*What is being asked:*
In the copy, keep every line below as it is and leave out the pictures.

*Component data from apps and pages:*
>>>>
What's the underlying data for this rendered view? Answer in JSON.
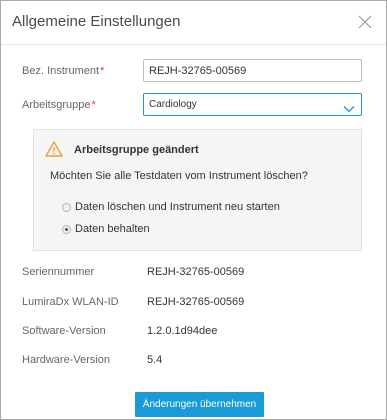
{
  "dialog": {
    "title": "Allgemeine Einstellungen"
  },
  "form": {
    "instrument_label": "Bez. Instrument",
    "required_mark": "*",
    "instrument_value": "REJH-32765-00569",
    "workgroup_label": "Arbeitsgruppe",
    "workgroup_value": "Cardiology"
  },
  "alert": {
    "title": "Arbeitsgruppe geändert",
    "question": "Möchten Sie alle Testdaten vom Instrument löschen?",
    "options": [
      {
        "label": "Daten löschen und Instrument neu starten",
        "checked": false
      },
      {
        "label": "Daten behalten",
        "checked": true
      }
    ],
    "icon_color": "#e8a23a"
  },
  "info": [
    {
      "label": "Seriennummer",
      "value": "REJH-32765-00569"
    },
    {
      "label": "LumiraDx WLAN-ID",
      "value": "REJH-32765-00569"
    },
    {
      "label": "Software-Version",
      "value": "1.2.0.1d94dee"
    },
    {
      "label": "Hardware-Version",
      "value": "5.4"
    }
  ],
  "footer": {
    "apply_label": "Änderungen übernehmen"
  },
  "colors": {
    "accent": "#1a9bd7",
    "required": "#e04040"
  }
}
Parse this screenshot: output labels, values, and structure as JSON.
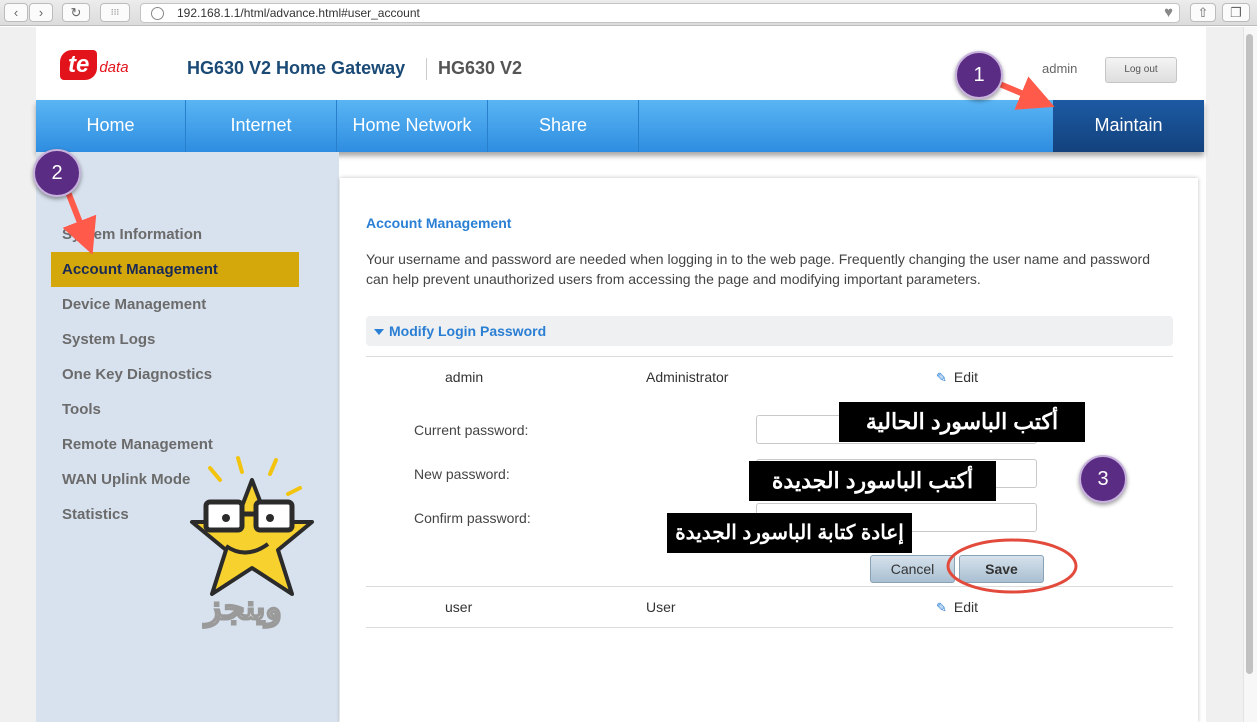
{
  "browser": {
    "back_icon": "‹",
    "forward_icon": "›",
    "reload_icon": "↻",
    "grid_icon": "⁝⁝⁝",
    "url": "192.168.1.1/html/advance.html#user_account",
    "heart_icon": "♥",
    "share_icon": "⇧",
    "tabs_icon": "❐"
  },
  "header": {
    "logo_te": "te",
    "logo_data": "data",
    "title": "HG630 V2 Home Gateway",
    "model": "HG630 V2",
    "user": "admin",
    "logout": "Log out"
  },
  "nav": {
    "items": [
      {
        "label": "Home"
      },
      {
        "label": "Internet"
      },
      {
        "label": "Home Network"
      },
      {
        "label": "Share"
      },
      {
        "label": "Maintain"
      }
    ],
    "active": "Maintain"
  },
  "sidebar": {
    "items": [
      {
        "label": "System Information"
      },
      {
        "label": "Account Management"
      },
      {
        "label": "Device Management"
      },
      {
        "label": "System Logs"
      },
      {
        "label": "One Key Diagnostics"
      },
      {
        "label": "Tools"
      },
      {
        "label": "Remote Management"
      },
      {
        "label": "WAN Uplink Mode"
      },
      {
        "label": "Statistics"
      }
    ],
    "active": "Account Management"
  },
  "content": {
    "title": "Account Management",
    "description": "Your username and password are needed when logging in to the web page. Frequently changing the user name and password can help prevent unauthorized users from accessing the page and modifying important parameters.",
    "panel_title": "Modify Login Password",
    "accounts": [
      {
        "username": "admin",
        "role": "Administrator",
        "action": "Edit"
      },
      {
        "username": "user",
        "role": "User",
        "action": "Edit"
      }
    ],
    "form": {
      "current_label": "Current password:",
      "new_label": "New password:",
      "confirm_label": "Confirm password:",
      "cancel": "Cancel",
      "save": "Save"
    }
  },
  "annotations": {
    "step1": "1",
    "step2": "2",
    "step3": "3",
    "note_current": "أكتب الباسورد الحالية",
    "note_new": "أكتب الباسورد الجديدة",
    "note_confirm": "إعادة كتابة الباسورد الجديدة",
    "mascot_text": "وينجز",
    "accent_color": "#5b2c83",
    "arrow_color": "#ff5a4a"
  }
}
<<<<
*Solution for this task:*
What's the underlying data for this rendered view? Answer in JSON.
{
  "dialog": {
    "title": "Allgemeine Einstellungen"
  },
  "form": {
    "instrument_label": "Bez. Instrument",
    "required_mark": "*",
    "instrument_value": "REJH-32765-00569",
    "workgroup_label": "Arbeitsgruppe",
    "workgroup_value": "Cardiology"
  },
  "alert": {
    "title": "Arbeitsgruppe geändert",
    "question": "Möchten Sie alle Testdaten vom Instrument löschen?",
    "options": [
      {
        "label": "Daten löschen und Instrument neu starten",
        "checked": false
      },
      {
        "label": "Daten behalten",
        "checked": true
      }
    ],
    "icon_color": "#e8a23a"
  },
  "info": [
    {
      "label": "Seriennummer",
      "value": "REJH-32765-00569"
    },
    {
      "label": "LumiraDx WLAN-ID",
      "value": "REJH-32765-00569"
    },
    {
      "label": "Software-Version",
      "value": "1.2.0.1d94dee"
    },
    {
      "label": "Hardware-Version",
      "value": "5.4"
    }
  ],
  "footer": {
    "apply_label": "Änderungen übernehmen"
  },
  "colors": {
    "accent": "#1a9bd7",
    "required": "#e04040"
  }
}
Parse this screenshot: output labels, values, and structure as JSON.
{
  "browser": {
    "back_icon": "‹",
    "forward_icon": "›",
    "reload_icon": "↻",
    "grid_icon": "⁝⁝⁝",
    "url": "192.168.1.1/html/advance.html#user_account",
    "heart_icon": "♥",
    "share_icon": "⇧",
    "tabs_icon": "❐"
  },
  "header": {
    "logo_te": "te",
    "logo_data": "data",
    "title": "HG630 V2 Home Gateway",
    "model": "HG630 V2",
    "user": "admin",
    "logout": "Log out"
  },
  "nav": {
    "items": [
      {
        "label": "Home"
      },
      {
        "label": "Internet"
      },
      {
        "label": "Home Network"
      },
      {
        "label": "Share"
      },
      {
        "label": "Maintain"
      }
    ],
    "active": "Maintain"
  },
  "sidebar": {
    "items": [
      {
        "label": "System Information"
      },
      {
        "label": "Account Management"
      },
      {
        "label": "Device Management"
      },
      {
        "label": "System Logs"
      },
      {
        "label": "One Key Diagnostics"
      },
      {
        "label": "Tools"
      },
      {
        "label": "Remote Management"
      },
      {
        "label": "WAN Uplink Mode"
      },
      {
        "label": "Statistics"
      }
    ],
    "active": "Account Management"
  },
  "content": {
    "title": "Account Management",
    "description": "Your username and password are needed when logging in to the web page. Frequently changing the user name and password can help prevent unauthorized users from accessing the page and modifying important parameters.",
    "panel_title": "Modify Login Password",
    "accounts": [
      {
        "username": "admin",
        "role": "Administrator",
        "action": "Edit"
      },
      {
        "username": "user",
        "role": "User",
        "action": "Edit"
      }
    ],
    "form": {
      "current_label": "Current password:",
      "new_label": "New password:",
      "confirm_label": "Confirm password:",
      "cancel": "Cancel",
      "save": "Save"
    }
  },
  "annotations": {
    "step1": "1",
    "step2": "2",
    "step3": "3",
    "note_current": "أكتب الباسورد الحالية",
    "note_new": "أكتب الباسورد الجديدة",
    "note_confirm": "إعادة كتابة الباسورد الجديدة",
    "mascot_text": "وينجز",
    "accent_color": "#5b2c83",
    "arrow_color": "#ff5a4a"
  }
}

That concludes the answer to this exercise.